**Directions:**
A verbatim printing of the entries that follow is needed; pictures must not appear in it.

**Available data:**
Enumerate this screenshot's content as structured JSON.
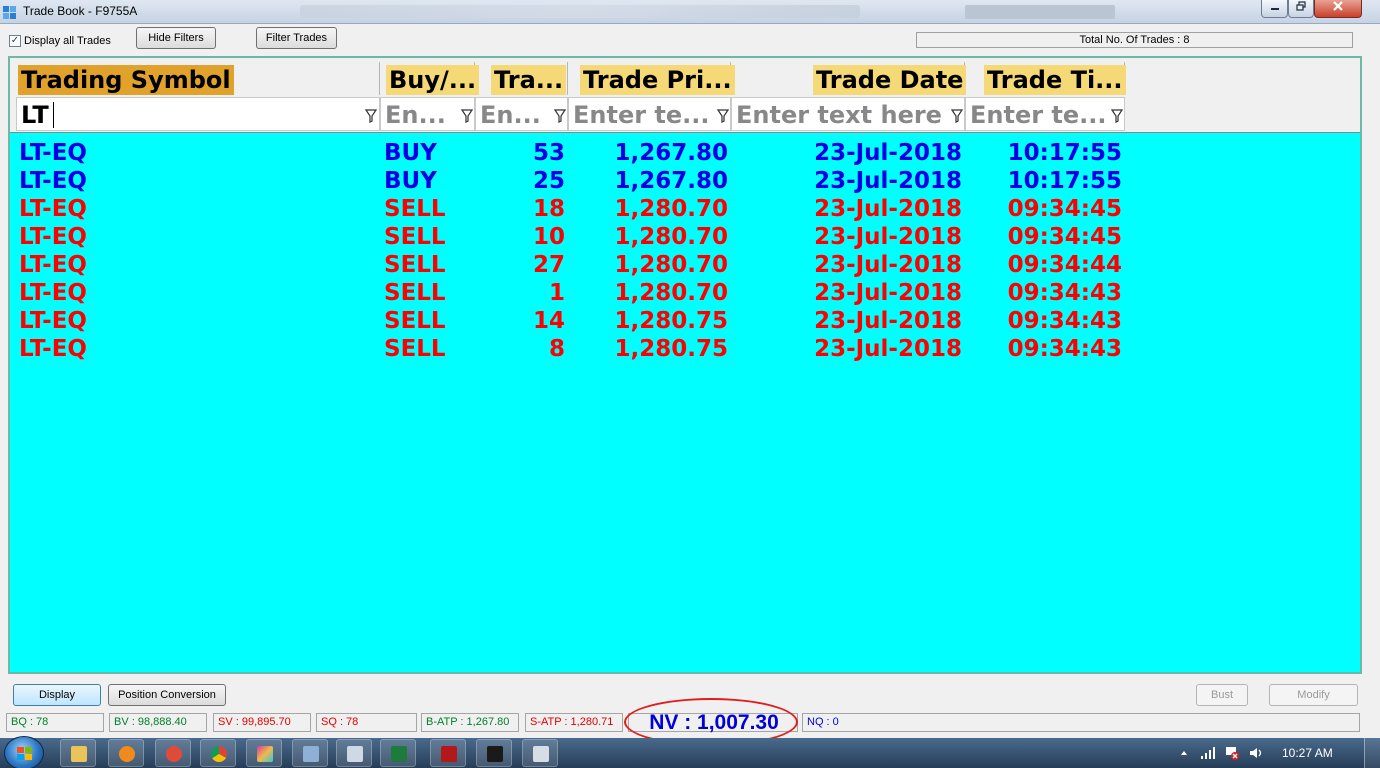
{
  "window": {
    "title": "Trade Book - F9755A"
  },
  "toolbar": {
    "display_all_label": "Display all Trades",
    "hide_filters_label": "Hide Filters",
    "filter_trades_label": "Filter Trades",
    "total_trades": "Total No. Of Trades : 8"
  },
  "grid": {
    "columns": [
      {
        "label": "Trading Symbol",
        "filter_value": "LT"
      },
      {
        "label": "Buy/...",
        "filter_placeholder": "En..."
      },
      {
        "label": "Tra...",
        "filter_placeholder": "En..."
      },
      {
        "label": "Trade Pri...",
        "filter_placeholder": "Enter te..."
      },
      {
        "label": "Trade Date",
        "filter_placeholder": "Enter text here"
      },
      {
        "label": "Trade Ti...",
        "filter_placeholder": "Enter te..."
      }
    ],
    "rows": [
      {
        "symbol": "LT-EQ",
        "side": "BUY",
        "qty": "53",
        "price": "1,267.80",
        "date": "23-Jul-2018",
        "time": "10:17:55"
      },
      {
        "symbol": "LT-EQ",
        "side": "BUY",
        "qty": "25",
        "price": "1,267.80",
        "date": "23-Jul-2018",
        "time": "10:17:55"
      },
      {
        "symbol": "LT-EQ",
        "side": "SELL",
        "qty": "18",
        "price": "1,280.70",
        "date": "23-Jul-2018",
        "time": "09:34:45"
      },
      {
        "symbol": "LT-EQ",
        "side": "SELL",
        "qty": "10",
        "price": "1,280.70",
        "date": "23-Jul-2018",
        "time": "09:34:45"
      },
      {
        "symbol": "LT-EQ",
        "side": "SELL",
        "qty": "27",
        "price": "1,280.70",
        "date": "23-Jul-2018",
        "time": "09:34:44"
      },
      {
        "symbol": "LT-EQ",
        "side": "SELL",
        "qty": "1",
        "price": "1,280.70",
        "date": "23-Jul-2018",
        "time": "09:34:43"
      },
      {
        "symbol": "LT-EQ",
        "side": "SELL",
        "qty": "14",
        "price": "1,280.75",
        "date": "23-Jul-2018",
        "time": "09:34:43"
      },
      {
        "symbol": "LT-EQ",
        "side": "SELL",
        "qty": "8",
        "price": "1,280.75",
        "date": "23-Jul-2018",
        "time": "09:34:43"
      }
    ]
  },
  "bottom": {
    "display_label": "Display",
    "position_conversion_label": "Position Conversion",
    "bust_label": "Bust",
    "modify_label": "Modify",
    "stats": {
      "bq": "BQ : 78",
      "bv": "BV : 98,888.40",
      "sv": "SV : 99,895.70",
      "sq": "SQ : 78",
      "batp": "B-ATP : 1,267.80",
      "satp": "S-ATP : 1,280.71",
      "nv": "NV : 1,007.30",
      "nq": "NQ : 0"
    }
  },
  "taskbar": {
    "clock": "10:27 AM"
  },
  "colors": {
    "grid_bg": "#00ffff",
    "buy": "#0000e6",
    "sell": "#ff0000",
    "header_highlight": "#f4d976",
    "header_highlight_active": "#e0a22a"
  }
}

**Result for this task:**
Enumerate this screenshot's content as structured JSON.
{
  "window": {
    "title": "Trade Book - F9755A"
  },
  "toolbar": {
    "display_all_label": "Display all Trades",
    "hide_filters_label": "Hide Filters",
    "filter_trades_label": "Filter Trades",
    "total_trades": "Total No. Of Trades : 8"
  },
  "grid": {
    "columns": [
      {
        "label": "Trading Symbol",
        "filter_value": "LT"
      },
      {
        "label": "Buy/...",
        "filter_placeholder": "En..."
      },
      {
        "label": "Tra...",
        "filter_placeholder": "En..."
      },
      {
        "label": "Trade Pri...",
        "filter_placeholder": "Enter te..."
      },
      {
        "label": "Trade Date",
        "filter_placeholder": "Enter text here"
      },
      {
        "label": "Trade Ti...",
        "filter_placeholder": "Enter te..."
      }
    ],
    "rows": [
      {
        "symbol": "LT-EQ",
        "side": "BUY",
        "qty": "53",
        "price": "1,267.80",
        "date": "23-Jul-2018",
        "time": "10:17:55"
      },
      {
        "symbol": "LT-EQ",
        "side": "BUY",
        "qty": "25",
        "price": "1,267.80",
        "date": "23-Jul-2018",
        "time": "10:17:55"
      },
      {
        "symbol": "LT-EQ",
        "side": "SELL",
        "qty": "18",
        "price": "1,280.70",
        "date": "23-Jul-2018",
        "time": "09:34:45"
      },
      {
        "symbol": "LT-EQ",
        "side": "SELL",
        "qty": "10",
        "price": "1,280.70",
        "date": "23-Jul-2018",
        "time": "09:34:45"
      },
      {
        "symbol": "LT-EQ",
        "side": "SELL",
        "qty": "27",
        "price": "1,280.70",
        "date": "23-Jul-2018",
        "time": "09:34:44"
      },
      {
        "symbol": "LT-EQ",
        "side": "SELL",
        "qty": "1",
        "price": "1,280.70",
        "date": "23-Jul-2018",
        "time": "09:34:43"
      },
      {
        "symbol": "LT-EQ",
        "side": "SELL",
        "qty": "14",
        "price": "1,280.75",
        "date": "23-Jul-2018",
        "time": "09:34:43"
      },
      {
        "symbol": "LT-EQ",
        "side": "SELL",
        "qty": "8",
        "price": "1,280.75",
        "date": "23-Jul-2018",
        "time": "09:34:43"
      }
    ]
  },
  "bottom": {
    "display_label": "Display",
    "position_conversion_label": "Position Conversion",
    "bust_label": "Bust",
    "modify_label": "Modify",
    "stats": {
      "bq": "BQ : 78",
      "bv": "BV : 98,888.40",
      "sv": "SV : 99,895.70",
      "sq": "SQ : 78",
      "batp": "B-ATP : 1,267.80",
      "satp": "S-ATP : 1,280.71",
      "nv": "NV : 1,007.30",
      "nq": "NQ : 0"
    }
  },
  "taskbar": {
    "clock": "10:27 AM"
  },
  "colors": {
    "grid_bg": "#00ffff",
    "buy": "#0000e6",
    "sell": "#ff0000",
    "header_highlight": "#f4d976",
    "header_highlight_active": "#e0a22a"
  }
}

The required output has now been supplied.